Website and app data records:
* * * * * * *
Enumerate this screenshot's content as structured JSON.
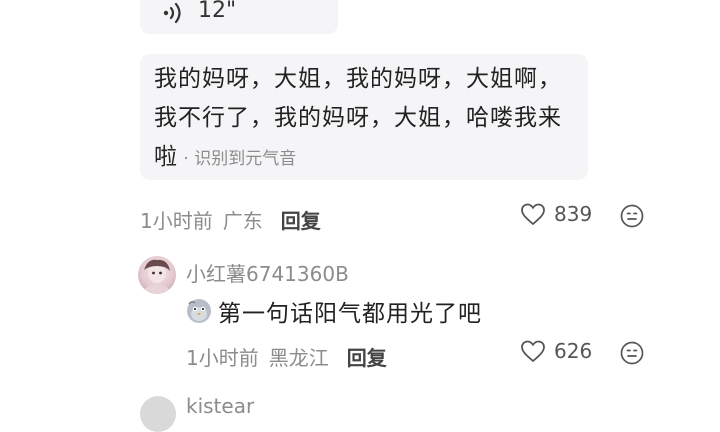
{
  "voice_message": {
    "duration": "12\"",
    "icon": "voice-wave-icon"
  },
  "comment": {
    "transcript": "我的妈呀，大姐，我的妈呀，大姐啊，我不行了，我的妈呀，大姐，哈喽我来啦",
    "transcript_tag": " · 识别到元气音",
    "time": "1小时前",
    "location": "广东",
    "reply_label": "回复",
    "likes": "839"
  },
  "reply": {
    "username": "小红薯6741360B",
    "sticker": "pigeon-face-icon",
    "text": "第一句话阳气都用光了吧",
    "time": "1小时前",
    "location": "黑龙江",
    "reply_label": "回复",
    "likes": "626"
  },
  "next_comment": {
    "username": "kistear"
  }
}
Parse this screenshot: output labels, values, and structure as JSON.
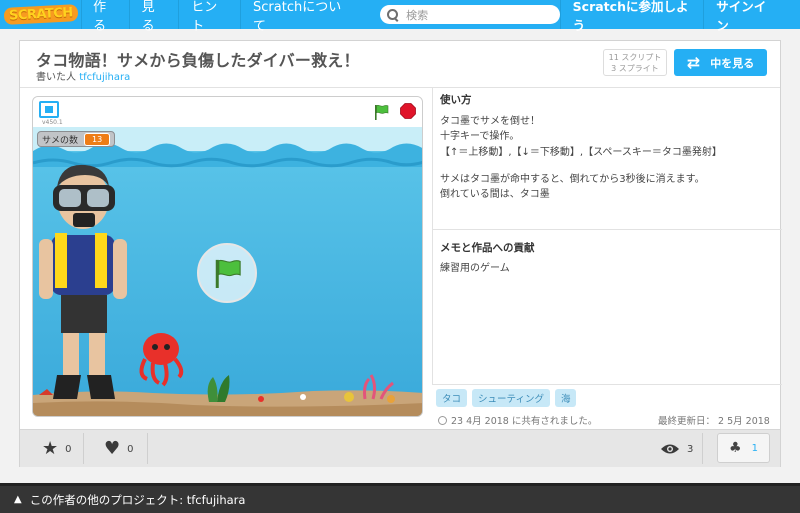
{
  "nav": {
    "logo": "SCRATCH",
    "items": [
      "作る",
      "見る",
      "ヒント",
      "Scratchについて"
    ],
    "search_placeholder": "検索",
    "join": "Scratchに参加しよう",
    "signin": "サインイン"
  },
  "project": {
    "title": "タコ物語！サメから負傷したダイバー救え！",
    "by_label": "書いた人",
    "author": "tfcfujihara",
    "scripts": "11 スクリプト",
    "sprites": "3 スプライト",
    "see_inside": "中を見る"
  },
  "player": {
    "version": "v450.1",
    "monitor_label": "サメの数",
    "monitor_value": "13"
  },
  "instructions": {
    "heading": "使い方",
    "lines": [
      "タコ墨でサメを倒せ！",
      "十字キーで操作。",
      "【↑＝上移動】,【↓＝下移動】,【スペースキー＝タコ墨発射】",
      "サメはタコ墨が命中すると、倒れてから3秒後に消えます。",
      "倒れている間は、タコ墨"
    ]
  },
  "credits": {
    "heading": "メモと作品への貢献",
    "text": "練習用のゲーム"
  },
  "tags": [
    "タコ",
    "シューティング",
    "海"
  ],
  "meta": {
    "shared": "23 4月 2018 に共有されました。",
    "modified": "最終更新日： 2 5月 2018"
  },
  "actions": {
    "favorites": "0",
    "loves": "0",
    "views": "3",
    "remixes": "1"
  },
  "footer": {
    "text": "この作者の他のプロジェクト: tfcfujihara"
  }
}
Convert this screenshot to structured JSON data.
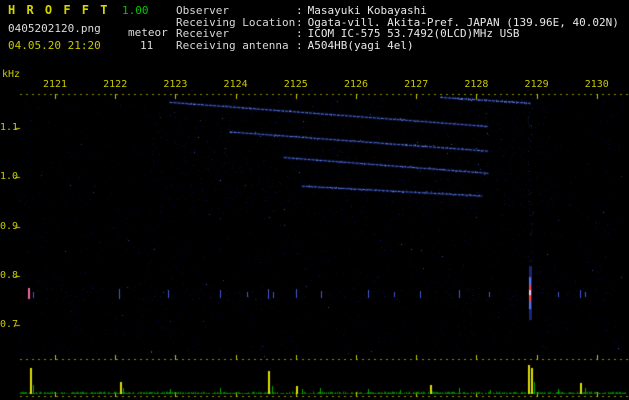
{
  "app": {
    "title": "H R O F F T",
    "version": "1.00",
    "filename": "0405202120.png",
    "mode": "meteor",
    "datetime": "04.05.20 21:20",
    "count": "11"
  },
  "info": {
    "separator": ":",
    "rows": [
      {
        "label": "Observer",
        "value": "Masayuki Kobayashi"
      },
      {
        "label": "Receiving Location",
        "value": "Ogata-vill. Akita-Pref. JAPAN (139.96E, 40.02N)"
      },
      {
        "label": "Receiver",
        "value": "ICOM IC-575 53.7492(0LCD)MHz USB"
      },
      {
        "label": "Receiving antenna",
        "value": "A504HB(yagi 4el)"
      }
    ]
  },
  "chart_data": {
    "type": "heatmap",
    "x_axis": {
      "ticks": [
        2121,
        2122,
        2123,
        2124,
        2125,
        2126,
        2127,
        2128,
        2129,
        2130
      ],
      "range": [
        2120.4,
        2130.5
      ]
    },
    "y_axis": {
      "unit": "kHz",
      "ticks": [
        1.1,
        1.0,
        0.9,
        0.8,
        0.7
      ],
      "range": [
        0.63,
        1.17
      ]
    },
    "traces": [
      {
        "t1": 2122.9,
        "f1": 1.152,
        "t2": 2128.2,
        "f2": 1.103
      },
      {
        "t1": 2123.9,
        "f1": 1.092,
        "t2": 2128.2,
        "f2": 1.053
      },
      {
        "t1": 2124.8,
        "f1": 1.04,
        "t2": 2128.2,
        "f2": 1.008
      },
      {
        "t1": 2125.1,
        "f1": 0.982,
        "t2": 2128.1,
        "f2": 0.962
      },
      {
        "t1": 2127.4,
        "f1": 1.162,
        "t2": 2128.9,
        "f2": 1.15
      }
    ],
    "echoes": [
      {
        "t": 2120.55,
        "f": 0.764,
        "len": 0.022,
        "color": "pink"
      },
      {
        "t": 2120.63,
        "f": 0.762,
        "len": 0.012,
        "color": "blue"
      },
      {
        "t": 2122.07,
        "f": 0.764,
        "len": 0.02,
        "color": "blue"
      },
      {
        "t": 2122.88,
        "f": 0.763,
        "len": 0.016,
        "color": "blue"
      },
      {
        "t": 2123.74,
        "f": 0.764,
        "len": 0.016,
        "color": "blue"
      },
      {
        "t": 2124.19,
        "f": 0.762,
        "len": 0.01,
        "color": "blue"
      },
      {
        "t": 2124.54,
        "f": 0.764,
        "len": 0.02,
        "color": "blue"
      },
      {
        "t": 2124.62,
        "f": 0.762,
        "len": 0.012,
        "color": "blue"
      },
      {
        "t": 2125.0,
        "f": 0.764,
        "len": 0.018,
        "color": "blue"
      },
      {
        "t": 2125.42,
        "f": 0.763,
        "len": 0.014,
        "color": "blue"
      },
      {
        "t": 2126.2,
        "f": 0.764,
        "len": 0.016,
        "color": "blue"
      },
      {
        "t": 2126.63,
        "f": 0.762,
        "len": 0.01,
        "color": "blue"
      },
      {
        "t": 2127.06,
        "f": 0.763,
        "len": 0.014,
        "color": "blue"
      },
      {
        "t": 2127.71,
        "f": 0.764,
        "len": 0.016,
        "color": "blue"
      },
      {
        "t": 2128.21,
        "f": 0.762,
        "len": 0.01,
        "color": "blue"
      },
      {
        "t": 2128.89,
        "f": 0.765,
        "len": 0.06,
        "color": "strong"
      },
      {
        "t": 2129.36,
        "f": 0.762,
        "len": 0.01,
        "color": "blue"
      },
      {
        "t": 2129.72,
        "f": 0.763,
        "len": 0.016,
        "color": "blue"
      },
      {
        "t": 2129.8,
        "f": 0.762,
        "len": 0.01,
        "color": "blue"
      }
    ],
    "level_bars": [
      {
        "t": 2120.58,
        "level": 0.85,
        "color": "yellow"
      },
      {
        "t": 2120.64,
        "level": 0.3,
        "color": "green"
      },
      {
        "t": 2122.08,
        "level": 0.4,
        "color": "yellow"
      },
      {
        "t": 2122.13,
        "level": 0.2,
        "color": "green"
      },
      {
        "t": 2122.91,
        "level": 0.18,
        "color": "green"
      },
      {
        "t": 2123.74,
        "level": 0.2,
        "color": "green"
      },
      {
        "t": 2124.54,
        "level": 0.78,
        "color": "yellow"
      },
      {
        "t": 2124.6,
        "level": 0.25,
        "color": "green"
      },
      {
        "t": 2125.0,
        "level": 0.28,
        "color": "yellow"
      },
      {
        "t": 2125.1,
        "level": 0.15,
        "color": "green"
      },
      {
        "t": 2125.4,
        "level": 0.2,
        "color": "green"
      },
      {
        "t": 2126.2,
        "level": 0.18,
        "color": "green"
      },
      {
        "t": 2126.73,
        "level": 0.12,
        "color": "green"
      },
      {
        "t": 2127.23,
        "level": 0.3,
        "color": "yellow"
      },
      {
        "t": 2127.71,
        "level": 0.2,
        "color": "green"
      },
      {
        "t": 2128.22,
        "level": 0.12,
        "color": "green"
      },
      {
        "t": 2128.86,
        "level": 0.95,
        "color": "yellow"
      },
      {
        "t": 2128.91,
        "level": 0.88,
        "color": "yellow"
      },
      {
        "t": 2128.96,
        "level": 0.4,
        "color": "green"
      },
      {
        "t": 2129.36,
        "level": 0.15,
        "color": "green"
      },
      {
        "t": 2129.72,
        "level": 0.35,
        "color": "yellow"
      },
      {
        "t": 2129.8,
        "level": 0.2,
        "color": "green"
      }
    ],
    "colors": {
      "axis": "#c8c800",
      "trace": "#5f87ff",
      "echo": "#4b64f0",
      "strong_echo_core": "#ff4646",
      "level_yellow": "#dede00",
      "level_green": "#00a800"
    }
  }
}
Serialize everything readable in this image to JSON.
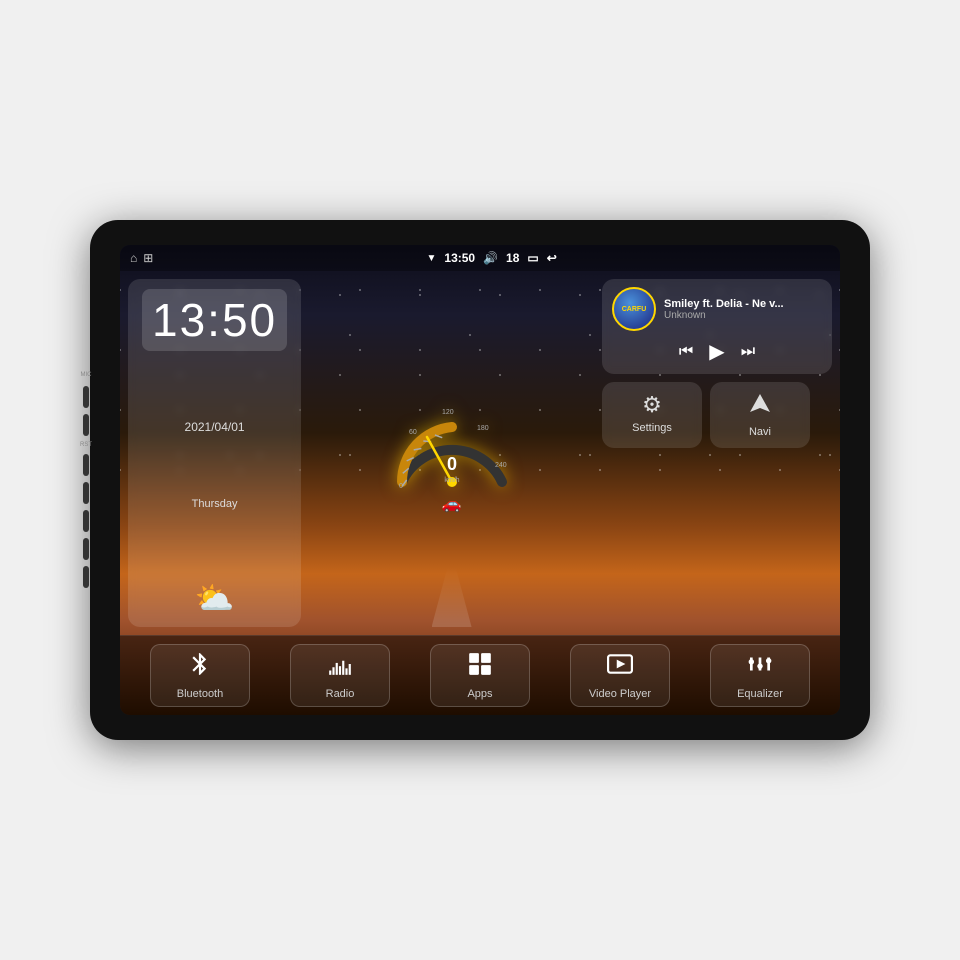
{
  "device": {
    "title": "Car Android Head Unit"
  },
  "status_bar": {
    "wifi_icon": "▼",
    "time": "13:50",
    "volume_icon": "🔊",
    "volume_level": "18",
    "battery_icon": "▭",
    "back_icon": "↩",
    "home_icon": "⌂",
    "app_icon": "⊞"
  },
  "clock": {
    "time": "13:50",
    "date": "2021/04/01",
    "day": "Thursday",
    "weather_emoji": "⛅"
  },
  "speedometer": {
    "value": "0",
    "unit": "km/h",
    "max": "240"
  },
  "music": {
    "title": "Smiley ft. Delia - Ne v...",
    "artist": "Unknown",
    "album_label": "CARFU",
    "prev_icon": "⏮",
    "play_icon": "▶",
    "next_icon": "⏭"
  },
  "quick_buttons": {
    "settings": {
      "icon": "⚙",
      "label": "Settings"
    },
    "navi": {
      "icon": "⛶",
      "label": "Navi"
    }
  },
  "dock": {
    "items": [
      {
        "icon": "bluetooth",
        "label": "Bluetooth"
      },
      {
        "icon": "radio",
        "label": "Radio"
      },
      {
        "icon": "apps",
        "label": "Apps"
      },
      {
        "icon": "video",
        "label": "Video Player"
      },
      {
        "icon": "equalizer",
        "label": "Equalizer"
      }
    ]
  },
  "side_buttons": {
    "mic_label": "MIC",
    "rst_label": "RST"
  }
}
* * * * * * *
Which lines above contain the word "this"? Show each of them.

TASK ANSWER:
Enumerate this screenshot's content as structured JSON.
Parse this screenshot: output labels, values, and structure as JSON.
Convert this screenshot to structured JSON data.
Serialize everything readable in this image to JSON.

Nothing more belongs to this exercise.